§ **Records from a collection**:
##########
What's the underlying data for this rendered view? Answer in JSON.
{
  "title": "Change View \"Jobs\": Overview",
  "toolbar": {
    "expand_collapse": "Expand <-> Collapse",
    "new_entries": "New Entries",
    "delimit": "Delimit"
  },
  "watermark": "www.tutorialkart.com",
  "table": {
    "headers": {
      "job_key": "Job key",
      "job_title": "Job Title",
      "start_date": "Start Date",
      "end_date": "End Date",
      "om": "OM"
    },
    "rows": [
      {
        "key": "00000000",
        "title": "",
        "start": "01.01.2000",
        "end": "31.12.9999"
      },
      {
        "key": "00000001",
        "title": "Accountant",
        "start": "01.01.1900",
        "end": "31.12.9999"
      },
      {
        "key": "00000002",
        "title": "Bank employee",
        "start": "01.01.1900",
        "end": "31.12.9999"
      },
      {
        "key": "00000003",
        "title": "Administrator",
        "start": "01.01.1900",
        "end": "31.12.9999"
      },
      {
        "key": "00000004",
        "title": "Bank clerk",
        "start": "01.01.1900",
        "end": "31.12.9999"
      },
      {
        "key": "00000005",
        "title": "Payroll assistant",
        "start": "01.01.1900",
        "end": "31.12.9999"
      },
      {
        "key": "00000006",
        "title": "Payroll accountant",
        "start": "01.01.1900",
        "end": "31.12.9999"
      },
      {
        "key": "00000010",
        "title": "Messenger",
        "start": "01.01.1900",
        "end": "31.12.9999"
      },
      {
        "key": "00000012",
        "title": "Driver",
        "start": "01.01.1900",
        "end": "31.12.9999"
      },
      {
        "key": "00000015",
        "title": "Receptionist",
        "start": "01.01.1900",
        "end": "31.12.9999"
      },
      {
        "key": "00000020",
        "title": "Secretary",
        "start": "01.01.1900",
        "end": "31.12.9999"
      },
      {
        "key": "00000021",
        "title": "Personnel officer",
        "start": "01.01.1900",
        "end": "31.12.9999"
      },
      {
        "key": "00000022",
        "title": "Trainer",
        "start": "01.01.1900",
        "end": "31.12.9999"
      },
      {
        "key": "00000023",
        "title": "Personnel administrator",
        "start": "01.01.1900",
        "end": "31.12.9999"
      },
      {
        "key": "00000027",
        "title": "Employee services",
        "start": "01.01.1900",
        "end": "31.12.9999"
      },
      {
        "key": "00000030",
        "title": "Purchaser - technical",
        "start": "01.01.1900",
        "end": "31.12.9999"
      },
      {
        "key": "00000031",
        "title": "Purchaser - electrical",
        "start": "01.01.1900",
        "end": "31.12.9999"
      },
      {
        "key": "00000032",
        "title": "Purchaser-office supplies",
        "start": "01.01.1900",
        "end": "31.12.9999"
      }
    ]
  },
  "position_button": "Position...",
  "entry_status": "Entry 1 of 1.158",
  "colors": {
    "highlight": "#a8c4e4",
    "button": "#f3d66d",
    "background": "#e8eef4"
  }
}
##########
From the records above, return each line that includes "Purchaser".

        "title": "Purchaser - technical",
        "title": "Purchaser - electrical",
        "title": "Purchaser-office supplies",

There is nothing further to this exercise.